BEGIN

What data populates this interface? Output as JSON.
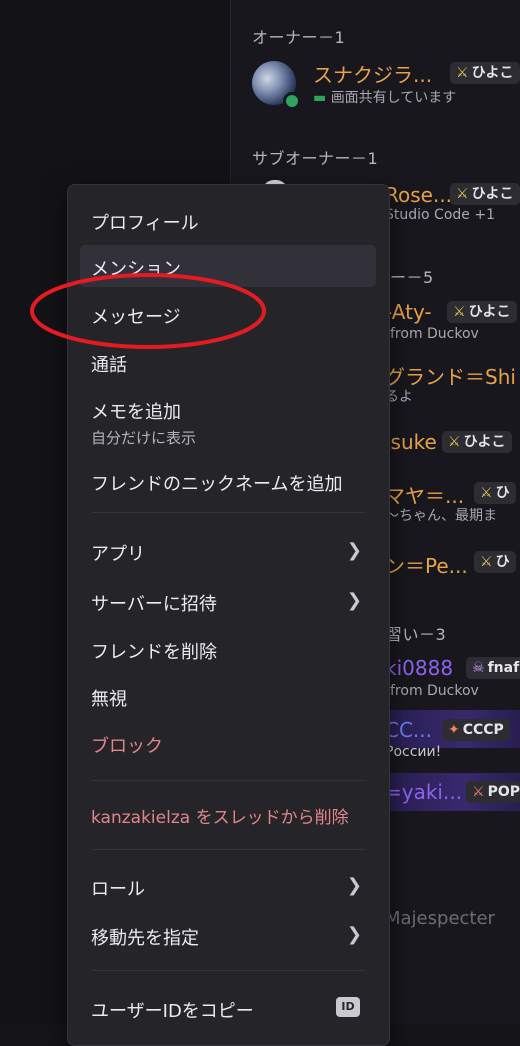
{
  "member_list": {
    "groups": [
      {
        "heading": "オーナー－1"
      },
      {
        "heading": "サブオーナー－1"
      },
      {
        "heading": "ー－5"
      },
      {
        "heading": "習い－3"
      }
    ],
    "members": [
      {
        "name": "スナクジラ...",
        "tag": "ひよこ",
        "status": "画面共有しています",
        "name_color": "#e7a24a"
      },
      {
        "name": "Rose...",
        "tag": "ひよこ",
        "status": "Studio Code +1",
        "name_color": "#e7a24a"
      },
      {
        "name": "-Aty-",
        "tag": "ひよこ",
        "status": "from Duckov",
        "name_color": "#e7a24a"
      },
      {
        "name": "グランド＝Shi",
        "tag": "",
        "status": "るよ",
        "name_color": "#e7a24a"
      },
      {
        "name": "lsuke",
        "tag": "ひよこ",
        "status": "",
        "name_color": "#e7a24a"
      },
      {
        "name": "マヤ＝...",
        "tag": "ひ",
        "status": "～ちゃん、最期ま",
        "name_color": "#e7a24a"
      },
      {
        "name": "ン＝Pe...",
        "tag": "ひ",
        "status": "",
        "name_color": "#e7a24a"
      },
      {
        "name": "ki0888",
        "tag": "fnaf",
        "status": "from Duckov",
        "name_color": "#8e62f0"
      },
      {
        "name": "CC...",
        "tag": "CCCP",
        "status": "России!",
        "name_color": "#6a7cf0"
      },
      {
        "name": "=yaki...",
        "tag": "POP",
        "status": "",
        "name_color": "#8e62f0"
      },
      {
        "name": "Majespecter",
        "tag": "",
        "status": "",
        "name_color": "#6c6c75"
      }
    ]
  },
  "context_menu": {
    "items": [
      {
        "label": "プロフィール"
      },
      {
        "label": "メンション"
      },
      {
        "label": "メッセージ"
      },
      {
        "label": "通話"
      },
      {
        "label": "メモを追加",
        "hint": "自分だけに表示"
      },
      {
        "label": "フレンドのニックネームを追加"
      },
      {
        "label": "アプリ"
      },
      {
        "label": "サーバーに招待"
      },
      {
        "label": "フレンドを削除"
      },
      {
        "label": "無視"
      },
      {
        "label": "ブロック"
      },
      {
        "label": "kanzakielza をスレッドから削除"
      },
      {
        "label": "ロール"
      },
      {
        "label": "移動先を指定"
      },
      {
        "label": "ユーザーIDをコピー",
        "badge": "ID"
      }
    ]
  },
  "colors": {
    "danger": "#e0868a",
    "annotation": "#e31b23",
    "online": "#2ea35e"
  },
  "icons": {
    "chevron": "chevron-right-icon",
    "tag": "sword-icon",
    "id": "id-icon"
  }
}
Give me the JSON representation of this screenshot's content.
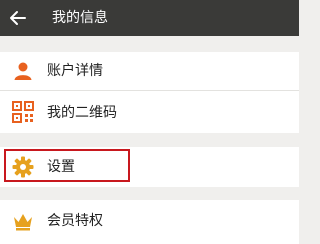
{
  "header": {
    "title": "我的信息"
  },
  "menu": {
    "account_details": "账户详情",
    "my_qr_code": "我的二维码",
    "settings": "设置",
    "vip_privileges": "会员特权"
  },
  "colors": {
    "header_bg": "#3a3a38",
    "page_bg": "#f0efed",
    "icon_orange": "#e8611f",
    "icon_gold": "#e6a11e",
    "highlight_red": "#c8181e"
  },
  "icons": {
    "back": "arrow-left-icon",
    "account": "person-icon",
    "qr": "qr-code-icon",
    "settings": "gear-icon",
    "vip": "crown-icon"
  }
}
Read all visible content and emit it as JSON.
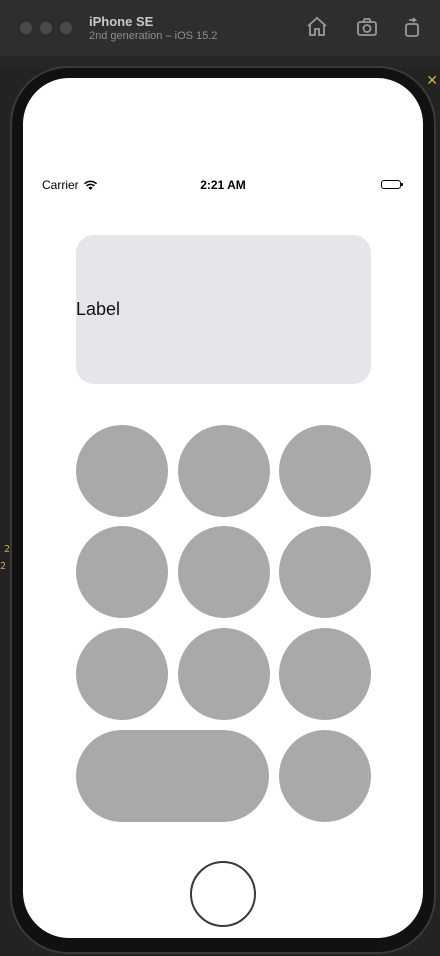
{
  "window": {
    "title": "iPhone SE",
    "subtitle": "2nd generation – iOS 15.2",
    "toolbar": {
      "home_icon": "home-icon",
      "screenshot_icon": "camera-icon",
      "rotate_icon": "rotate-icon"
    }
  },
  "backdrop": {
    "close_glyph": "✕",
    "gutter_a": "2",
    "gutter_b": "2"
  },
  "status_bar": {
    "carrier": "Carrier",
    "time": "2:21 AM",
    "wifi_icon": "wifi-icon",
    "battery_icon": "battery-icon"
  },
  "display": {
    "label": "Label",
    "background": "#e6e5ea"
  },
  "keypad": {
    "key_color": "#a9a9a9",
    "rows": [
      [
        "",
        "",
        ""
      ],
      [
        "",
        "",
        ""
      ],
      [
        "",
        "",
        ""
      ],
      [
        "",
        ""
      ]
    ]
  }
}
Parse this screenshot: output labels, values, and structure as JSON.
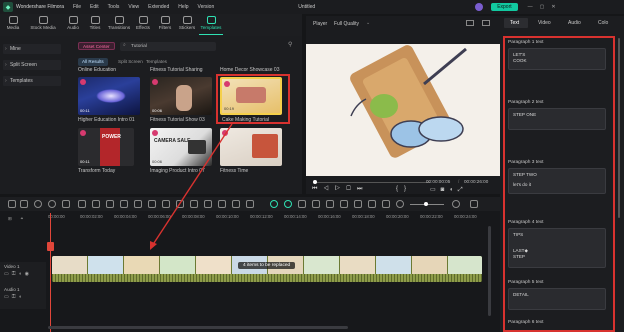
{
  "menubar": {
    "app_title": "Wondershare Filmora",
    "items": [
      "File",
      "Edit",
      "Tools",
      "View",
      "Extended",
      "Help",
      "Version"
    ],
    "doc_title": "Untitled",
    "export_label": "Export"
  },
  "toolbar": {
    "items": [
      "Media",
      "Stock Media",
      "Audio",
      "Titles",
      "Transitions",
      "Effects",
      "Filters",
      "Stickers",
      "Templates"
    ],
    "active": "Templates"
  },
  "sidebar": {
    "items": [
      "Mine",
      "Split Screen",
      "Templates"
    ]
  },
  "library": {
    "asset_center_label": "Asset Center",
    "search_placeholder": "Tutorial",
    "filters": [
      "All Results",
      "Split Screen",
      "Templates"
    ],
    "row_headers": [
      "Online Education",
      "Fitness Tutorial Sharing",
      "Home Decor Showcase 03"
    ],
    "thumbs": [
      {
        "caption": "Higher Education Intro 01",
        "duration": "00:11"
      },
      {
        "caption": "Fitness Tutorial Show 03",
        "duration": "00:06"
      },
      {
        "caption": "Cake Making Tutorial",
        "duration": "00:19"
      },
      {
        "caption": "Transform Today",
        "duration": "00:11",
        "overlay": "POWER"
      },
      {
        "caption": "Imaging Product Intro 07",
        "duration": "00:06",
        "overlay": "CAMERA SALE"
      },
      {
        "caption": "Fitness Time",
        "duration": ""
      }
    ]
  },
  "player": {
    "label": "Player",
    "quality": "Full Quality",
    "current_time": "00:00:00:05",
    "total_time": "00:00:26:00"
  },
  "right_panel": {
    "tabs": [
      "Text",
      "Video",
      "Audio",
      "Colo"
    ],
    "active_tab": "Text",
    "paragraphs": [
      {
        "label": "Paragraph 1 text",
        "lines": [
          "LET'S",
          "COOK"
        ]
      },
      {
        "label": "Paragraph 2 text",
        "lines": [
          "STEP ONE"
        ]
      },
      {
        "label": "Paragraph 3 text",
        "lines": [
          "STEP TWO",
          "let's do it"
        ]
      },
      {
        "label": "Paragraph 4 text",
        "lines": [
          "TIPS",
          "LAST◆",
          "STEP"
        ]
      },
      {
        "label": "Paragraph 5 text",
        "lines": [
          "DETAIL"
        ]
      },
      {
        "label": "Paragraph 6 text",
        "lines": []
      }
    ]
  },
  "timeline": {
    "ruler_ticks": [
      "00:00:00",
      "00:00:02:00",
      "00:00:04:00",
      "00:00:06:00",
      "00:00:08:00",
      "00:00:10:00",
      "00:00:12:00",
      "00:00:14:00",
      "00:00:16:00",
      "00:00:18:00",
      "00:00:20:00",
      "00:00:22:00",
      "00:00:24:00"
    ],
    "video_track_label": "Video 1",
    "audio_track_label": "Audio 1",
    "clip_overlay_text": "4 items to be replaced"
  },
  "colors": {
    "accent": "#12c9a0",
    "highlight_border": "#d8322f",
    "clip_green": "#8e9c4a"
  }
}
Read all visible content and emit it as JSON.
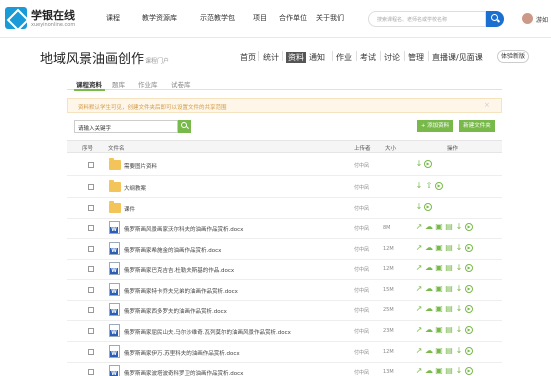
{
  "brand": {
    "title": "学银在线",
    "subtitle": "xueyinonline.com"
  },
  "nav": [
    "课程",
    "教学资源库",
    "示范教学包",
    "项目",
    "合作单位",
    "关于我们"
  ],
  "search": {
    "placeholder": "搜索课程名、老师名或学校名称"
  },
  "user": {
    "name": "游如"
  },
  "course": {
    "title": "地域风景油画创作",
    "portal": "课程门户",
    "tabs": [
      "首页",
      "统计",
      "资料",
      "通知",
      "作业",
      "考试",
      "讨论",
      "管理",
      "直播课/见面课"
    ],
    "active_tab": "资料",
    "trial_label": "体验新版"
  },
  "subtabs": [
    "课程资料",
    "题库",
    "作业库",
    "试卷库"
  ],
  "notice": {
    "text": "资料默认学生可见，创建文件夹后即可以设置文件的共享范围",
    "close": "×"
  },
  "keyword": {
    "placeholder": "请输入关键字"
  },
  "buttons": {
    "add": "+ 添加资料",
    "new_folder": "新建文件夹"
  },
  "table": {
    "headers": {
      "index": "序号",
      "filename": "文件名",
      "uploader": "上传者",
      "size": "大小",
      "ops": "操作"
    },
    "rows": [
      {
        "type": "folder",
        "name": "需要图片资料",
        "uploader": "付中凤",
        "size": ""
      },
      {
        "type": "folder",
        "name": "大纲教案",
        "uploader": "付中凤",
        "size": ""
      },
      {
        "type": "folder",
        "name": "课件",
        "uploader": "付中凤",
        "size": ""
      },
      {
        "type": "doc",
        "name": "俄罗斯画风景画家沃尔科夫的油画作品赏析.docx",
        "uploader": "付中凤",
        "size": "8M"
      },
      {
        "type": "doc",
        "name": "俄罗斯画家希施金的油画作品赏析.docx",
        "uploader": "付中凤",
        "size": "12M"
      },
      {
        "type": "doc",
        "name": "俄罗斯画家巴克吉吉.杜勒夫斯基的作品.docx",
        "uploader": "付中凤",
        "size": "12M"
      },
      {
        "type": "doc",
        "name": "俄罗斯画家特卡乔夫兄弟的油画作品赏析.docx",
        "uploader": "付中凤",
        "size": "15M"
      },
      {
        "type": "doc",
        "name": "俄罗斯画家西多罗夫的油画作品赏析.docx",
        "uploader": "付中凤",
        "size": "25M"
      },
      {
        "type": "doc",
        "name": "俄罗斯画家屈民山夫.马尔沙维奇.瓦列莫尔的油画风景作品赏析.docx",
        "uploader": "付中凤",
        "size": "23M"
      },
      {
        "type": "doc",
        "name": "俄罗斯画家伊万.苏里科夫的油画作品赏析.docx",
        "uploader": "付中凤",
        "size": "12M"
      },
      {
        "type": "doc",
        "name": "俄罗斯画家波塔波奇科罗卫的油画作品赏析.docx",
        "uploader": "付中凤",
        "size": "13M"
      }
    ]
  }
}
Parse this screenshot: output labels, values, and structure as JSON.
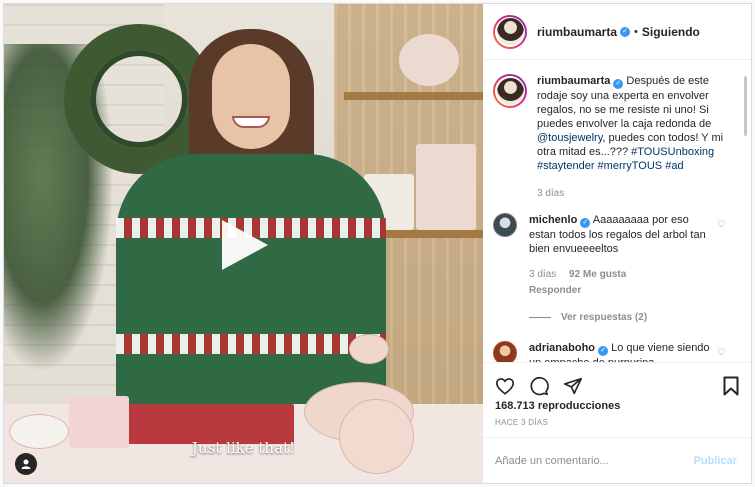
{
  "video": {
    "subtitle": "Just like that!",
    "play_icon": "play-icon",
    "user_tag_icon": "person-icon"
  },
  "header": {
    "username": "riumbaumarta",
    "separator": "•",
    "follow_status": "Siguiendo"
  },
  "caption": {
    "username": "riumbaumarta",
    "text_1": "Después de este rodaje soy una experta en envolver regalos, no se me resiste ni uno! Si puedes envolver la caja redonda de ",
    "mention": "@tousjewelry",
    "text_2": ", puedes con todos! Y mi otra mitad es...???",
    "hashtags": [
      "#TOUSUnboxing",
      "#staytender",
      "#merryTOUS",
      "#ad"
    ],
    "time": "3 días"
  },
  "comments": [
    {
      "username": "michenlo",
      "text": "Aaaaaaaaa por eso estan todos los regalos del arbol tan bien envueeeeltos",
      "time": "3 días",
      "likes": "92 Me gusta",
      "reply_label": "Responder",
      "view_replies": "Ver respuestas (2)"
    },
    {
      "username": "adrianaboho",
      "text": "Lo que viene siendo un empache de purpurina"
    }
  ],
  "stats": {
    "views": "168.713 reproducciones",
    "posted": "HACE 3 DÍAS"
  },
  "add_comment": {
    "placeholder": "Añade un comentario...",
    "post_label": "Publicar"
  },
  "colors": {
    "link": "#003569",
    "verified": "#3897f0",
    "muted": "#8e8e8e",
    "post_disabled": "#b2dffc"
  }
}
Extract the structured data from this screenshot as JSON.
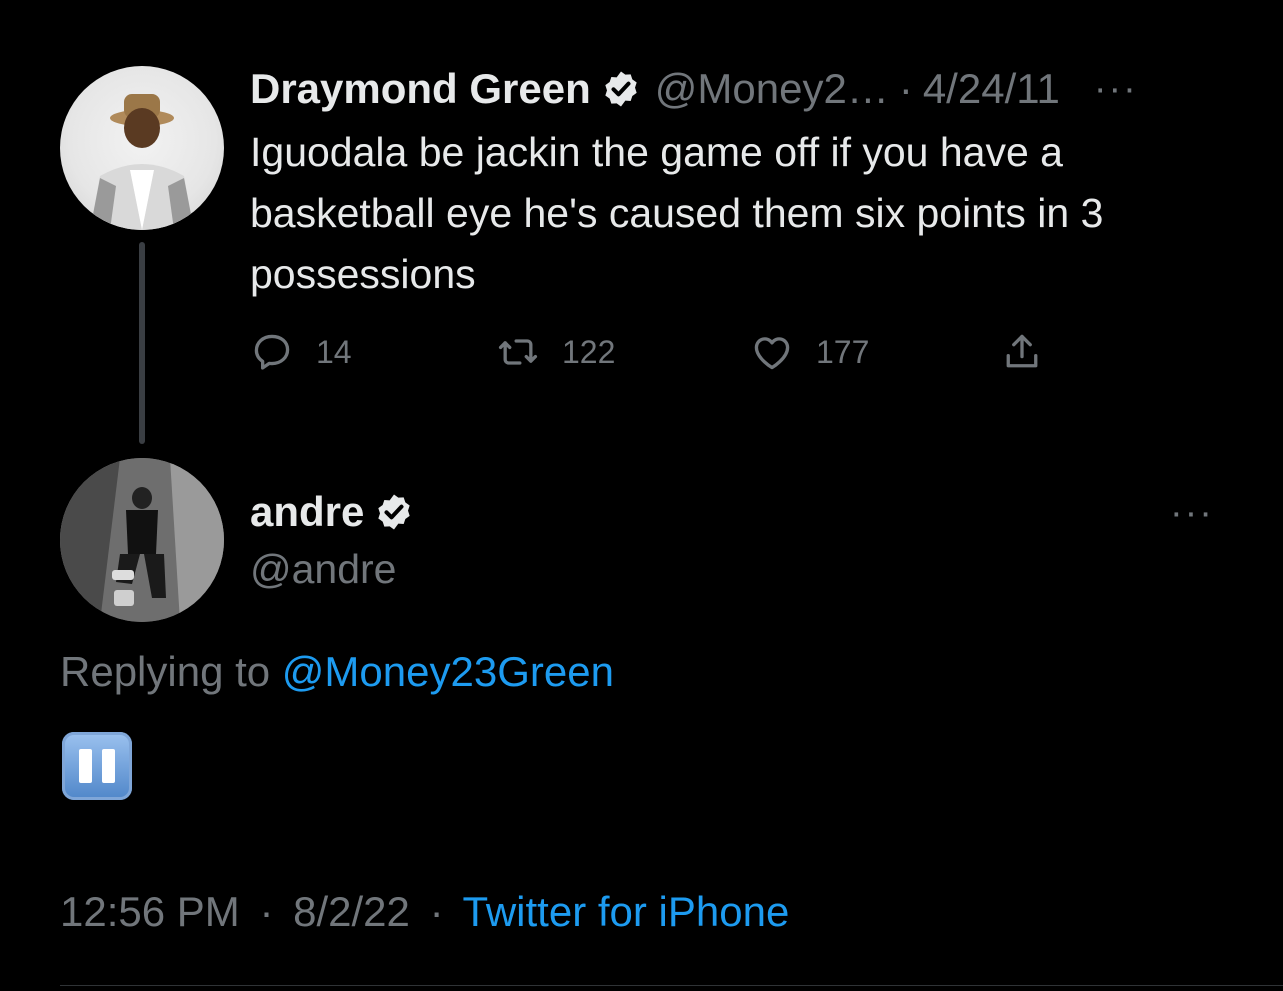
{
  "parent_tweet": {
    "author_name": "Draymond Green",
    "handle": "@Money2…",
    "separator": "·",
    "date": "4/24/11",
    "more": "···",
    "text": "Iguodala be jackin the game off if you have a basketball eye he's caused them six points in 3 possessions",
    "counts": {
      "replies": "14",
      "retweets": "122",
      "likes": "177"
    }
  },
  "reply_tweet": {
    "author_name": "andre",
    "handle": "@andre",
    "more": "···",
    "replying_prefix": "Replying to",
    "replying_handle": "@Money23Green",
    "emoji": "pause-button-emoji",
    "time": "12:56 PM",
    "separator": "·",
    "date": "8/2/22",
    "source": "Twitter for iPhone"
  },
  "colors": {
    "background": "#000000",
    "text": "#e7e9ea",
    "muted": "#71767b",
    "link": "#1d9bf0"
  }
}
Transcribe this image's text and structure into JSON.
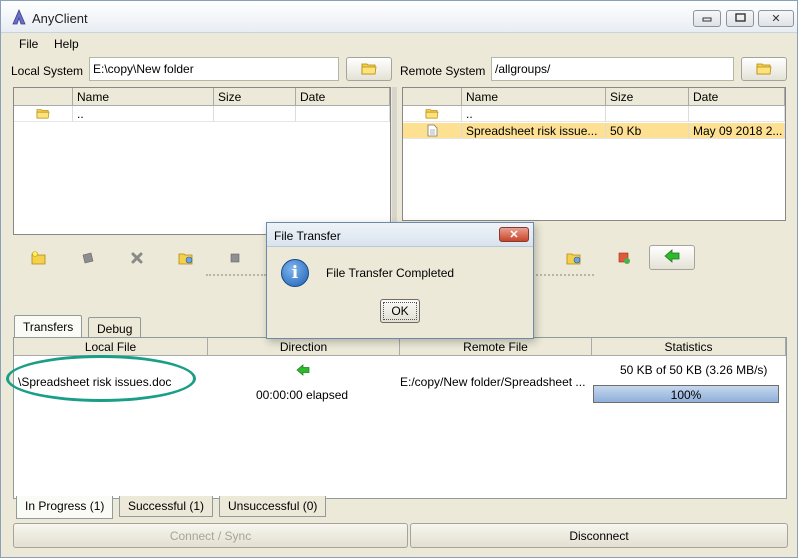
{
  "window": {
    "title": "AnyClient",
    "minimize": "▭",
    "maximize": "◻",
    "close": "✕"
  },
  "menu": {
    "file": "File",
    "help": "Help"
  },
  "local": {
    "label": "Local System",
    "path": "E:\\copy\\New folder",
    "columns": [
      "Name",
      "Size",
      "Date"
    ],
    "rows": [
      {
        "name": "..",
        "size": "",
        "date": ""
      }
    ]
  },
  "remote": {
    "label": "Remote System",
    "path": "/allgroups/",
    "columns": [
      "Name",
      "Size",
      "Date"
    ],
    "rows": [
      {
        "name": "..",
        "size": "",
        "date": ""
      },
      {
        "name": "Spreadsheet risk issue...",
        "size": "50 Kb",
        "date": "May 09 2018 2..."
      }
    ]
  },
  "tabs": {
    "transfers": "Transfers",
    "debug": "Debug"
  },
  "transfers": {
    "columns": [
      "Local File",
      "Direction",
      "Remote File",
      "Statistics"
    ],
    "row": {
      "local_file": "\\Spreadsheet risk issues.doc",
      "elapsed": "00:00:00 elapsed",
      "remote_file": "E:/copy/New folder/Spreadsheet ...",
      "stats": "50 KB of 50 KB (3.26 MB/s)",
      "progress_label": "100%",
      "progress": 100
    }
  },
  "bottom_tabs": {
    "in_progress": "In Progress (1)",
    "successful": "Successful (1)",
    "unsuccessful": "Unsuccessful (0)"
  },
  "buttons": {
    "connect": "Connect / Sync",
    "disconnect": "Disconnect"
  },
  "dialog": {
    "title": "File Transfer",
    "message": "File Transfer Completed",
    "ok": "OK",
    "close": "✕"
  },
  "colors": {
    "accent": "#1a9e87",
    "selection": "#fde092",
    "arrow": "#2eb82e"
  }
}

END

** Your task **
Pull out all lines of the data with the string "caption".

** Response **
        "caption": "Higher Education Intro 01",
        "caption": "Fitness Tutorial Show 03",
        "caption": "Cake Making Tutorial",
        "caption": "Transform Today",
        "caption": "Imaging Product Intro 07",
        "caption": "Fitness Time",
  "caption": {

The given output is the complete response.